In 2013, artist and self-proclaimed civic “actioneer” Evan Meyer launched a neighborhood beautification project to spruce up a single Santa Monica corridor by partnering with fellow artists and placing murals up and down Lincoln Boulevard. In the years that followed, the project evolved into Beautify Earth, an expanded version of the modest Westside mural project that’s resulted in 9,000 works being painted on walls across the globe.
In February, Meyer and co-founders Paul Shustak, Ruben Rojas, and Igor Beylin launched Beautify, a for-profit tech platform and offshoot of the Beautify Earth non-profit. The website matches artists’ profiles with commercial and residential building owners who want to fund murals on their walls, as well as sponsors including American Express, Starbucks, AT&T, Heineken, Zappos, and TOMS. To date, more than 400 artists have registered on Beautify.https://www.instagram.com/p/Bs31XU8geK7/
In March, the coronavirus led to sweeping business closures as safer-at-home orders went into effect. But even in quarantine, Meyer and Beautify artists have continued to color the landscape, interpreting the effects of the outbreak in their work like so many other street artists around the world. So far, Beautify murals have gone up on walls and boarded-up windows outside more than a dozen shuttered stores, restaurants, and clubs, from Pasadena to Santa Monica, giving the artists an opportunity to keep expressing themselves and earn money during a shaky time while giving neighborhoods a shot of optimism.

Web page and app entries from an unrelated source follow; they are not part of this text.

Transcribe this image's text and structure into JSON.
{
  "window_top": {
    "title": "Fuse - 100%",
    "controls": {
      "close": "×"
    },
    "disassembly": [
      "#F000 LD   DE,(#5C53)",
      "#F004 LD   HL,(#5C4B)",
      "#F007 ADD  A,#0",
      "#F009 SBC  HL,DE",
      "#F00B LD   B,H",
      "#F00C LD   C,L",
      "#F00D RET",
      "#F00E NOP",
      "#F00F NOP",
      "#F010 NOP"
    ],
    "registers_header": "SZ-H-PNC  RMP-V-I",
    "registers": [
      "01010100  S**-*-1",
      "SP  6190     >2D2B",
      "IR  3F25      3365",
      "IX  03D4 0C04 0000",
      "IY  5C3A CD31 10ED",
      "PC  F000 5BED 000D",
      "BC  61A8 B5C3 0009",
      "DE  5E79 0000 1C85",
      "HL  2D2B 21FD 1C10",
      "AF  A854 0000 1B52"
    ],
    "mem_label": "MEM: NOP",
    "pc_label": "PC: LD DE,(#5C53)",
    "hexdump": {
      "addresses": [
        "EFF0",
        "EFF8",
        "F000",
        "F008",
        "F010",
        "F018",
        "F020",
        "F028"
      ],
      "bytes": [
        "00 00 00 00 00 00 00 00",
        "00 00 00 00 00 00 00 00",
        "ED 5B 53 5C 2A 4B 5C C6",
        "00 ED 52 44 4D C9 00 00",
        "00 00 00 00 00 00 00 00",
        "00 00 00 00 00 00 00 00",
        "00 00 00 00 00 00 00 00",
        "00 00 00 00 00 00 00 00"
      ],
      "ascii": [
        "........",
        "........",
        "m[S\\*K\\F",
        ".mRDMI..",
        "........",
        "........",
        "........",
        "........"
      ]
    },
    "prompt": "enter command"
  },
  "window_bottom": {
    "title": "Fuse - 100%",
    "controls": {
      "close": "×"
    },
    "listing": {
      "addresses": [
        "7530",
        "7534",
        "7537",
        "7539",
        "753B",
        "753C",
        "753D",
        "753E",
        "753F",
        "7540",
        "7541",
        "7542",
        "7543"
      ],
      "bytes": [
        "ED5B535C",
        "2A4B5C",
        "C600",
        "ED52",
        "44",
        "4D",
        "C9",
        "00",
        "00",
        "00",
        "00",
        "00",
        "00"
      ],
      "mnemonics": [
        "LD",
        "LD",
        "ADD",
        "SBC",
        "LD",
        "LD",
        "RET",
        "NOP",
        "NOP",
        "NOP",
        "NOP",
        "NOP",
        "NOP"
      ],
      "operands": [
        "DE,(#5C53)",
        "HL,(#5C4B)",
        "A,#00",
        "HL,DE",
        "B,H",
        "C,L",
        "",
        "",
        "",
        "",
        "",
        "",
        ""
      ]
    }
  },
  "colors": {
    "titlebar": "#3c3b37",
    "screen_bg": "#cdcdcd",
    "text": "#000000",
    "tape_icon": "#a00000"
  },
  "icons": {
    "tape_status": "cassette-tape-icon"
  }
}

“There are three things we try to get the artists to focus on,” Shustak says. “Celebration, community, and health.”
You can see those themes on the boarded-up Sur La Table near Third Street Promenade, where Meyer, Rojas, and other artists painted “Togetherness!” in big, red letters. Or on the boarded-up Wasteland vintage clothing store a few blocks away, where Corie Mattie painted “After the Plague Came the Renaissance,” referencing Michelangelo’s The Creation of Adam and the Renaissance movement that emerged from the Black Death in Europe. You can also see it on Meyer’s mural of a simple flower outside of a yoga and taichi studio in Pasadena that resembles stained glass.
“The reason why we’re around is because there are millions and millions of walls and structures that look like prisons,” says Meyer. “We don’t have to live in a world of grey, beige cinder blocks. If you put positive messages and color in people’s lives, they feel better and treat people better. You have a self-perpetuating world of color, inspiration, and joy. If not, the alternative is garbage.”
Rojas, a full-time artist, is responsible for more than 100 murals across the country. As a response to the pandemic, he painted “You Can’t Quarantine Love” outside the Chestnut Club and “Love is Standing Six-Feet Apart” outside Rustic Canyon, both in Santa Monica.https://www.instagram.com/p/B-m1rSTnHSK/
“A lot of my work is living through love,” says Rojas. “It’s not coming from a place of fear or anxiety. Quarantine is such a negative buzzword. We’re not a government voice. People are tired of hearing, ‘Stay at home!.’ I can do my art and still follow the rules and get people to feel safer. You can’t quarantine love no matter how isolated you feel.”
Rojas adds: “Murals are not only good for the health of the community, but they’re a crime deterrent. Art attracts eyeballs. It attracts visitors. So it’s gonna make it hard for people to loot businesses.”
Corie Mattie, who lives in Hollywood with her doctor brother, has created several murals under the hashtag #LaHopeDealer, a play on the image of the neighborhood dope dealer. But instead of drugs and poisoned candy, Mattie says she’s handing out “positivity and hope.” Her first project for Beautify is located on the back of an empty pop-op shop in West Hollywood. Painted canary yellow, the mural reads “Cancel Plans. Not Humanity” and features a likeness of Mattie wearing a mask and trench coat, along with the word “Hope,” the Twitter icon, a laptop, praying-hands emoji, and cell phone.
“You can cancel plans, but you can still stay connected to your friends and family,” says Mattie.
Mattie’s work has become such a viral hit she regularly sends out DIY stencils of her mural to other people who’ve displayed them in cities like New Orleans, San Francisco, Boston, and Austin.
“I wanted people to tap into their creativity and feel a part of it,” Mattie says. “This is a weird time. People are struggling mentally, too. It’s a way to express themselves. It’s like art therapy. This is an L.A. thing, but I wanted to close the gap in terms of community. It could apply to any city. If I can’t be there, my pieces can be there.”
Recently, Beautify launched a new campaign called “Back to the Streets,” which aims to get 1,000 murals by 1,000 artists in 100 cities as they reopen after the lockdown. For each mural, the artist makes $7,000.
“It’s a campaign to bring people back to the streets in a joyful, community-minded way, but not too soon,” says Shustak. “We wanna remind people what they loved about being out in public and in the community. It’s also a way to protect and save urban spaces from blight that occurred during this time of neglect.”